> [Assignment] A word-for-word copy of the entries, with images excluded, is the expected answer.

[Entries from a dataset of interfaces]
BEGIN
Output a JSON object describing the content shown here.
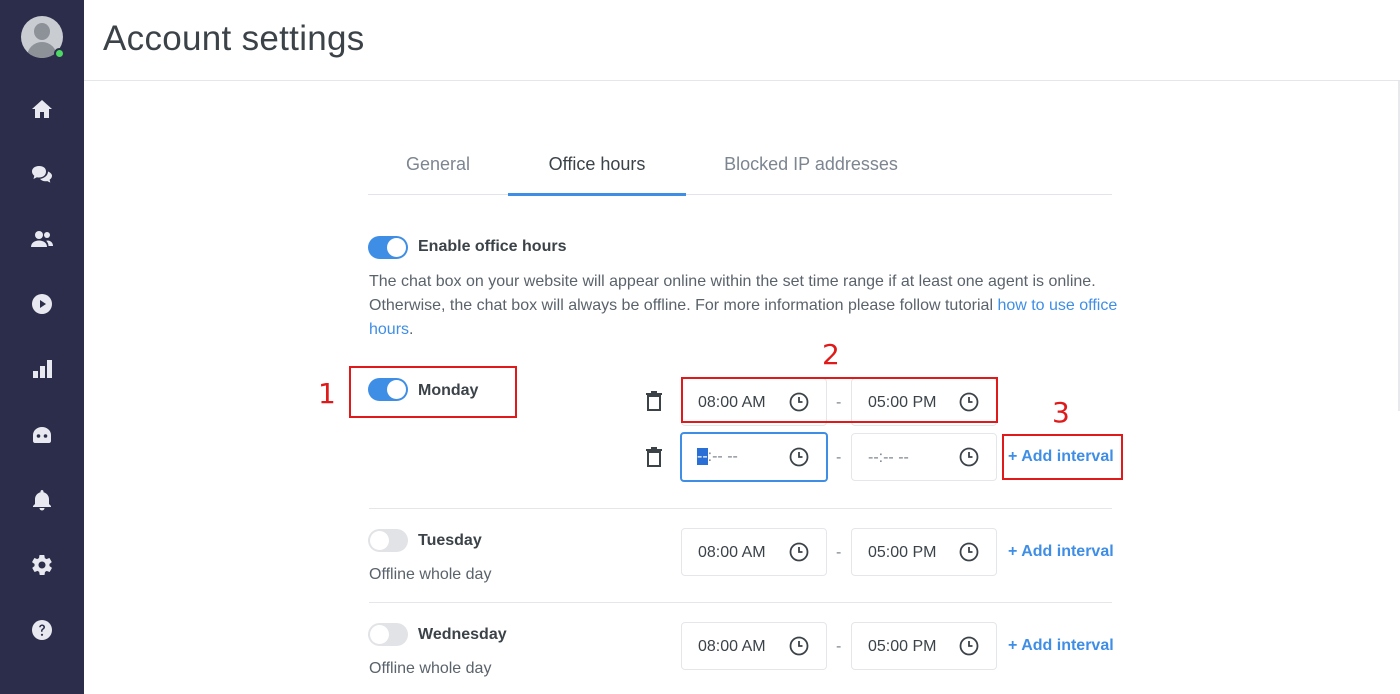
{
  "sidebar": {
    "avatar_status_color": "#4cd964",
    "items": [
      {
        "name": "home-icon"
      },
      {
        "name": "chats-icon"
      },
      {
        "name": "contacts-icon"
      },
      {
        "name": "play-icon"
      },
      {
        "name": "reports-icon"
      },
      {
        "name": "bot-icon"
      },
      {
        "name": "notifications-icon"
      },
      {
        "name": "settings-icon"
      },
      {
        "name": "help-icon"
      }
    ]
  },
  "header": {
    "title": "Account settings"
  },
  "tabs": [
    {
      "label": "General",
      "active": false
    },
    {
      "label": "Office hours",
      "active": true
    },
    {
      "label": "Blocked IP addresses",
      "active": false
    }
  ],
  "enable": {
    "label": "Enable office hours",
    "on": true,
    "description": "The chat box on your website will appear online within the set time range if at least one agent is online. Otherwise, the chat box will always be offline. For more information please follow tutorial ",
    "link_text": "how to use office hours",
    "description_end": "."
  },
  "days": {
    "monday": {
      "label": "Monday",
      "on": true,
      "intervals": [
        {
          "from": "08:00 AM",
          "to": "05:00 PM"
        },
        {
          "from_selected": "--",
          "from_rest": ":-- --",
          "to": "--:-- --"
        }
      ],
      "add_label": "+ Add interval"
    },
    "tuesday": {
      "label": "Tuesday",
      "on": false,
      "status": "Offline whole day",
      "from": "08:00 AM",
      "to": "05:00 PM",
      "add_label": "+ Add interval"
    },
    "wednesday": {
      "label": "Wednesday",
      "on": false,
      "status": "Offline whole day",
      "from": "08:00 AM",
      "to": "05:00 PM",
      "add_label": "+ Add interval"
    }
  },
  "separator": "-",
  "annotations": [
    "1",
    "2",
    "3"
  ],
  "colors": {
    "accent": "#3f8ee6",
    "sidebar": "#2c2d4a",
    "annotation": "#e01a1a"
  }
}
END
> [Answer to this exercise]
Output a JSON object describing the content shown here.
{
  "sidebar": {
    "avatar_status_color": "#4cd964",
    "items": [
      {
        "name": "home-icon"
      },
      {
        "name": "chats-icon"
      },
      {
        "name": "contacts-icon"
      },
      {
        "name": "play-icon"
      },
      {
        "name": "reports-icon"
      },
      {
        "name": "bot-icon"
      },
      {
        "name": "notifications-icon"
      },
      {
        "name": "settings-icon"
      },
      {
        "name": "help-icon"
      }
    ]
  },
  "header": {
    "title": "Account settings"
  },
  "tabs": [
    {
      "label": "General",
      "active": false
    },
    {
      "label": "Office hours",
      "active": true
    },
    {
      "label": "Blocked IP addresses",
      "active": false
    }
  ],
  "enable": {
    "label": "Enable office hours",
    "on": true,
    "description": "The chat box on your website will appear online within the set time range if at least one agent is online. Otherwise, the chat box will always be offline. For more information please follow tutorial ",
    "link_text": "how to use office hours",
    "description_end": "."
  },
  "days": {
    "monday": {
      "label": "Monday",
      "on": true,
      "intervals": [
        {
          "from": "08:00 AM",
          "to": "05:00 PM"
        },
        {
          "from_selected": "--",
          "from_rest": ":-- --",
          "to": "--:-- --"
        }
      ],
      "add_label": "+ Add interval"
    },
    "tuesday": {
      "label": "Tuesday",
      "on": false,
      "status": "Offline whole day",
      "from": "08:00 AM",
      "to": "05:00 PM",
      "add_label": "+ Add interval"
    },
    "wednesday": {
      "label": "Wednesday",
      "on": false,
      "status": "Offline whole day",
      "from": "08:00 AM",
      "to": "05:00 PM",
      "add_label": "+ Add interval"
    }
  },
  "separator": "-",
  "annotations": [
    "1",
    "2",
    "3"
  ],
  "colors": {
    "accent": "#3f8ee6",
    "sidebar": "#2c2d4a",
    "annotation": "#e01a1a"
  }
}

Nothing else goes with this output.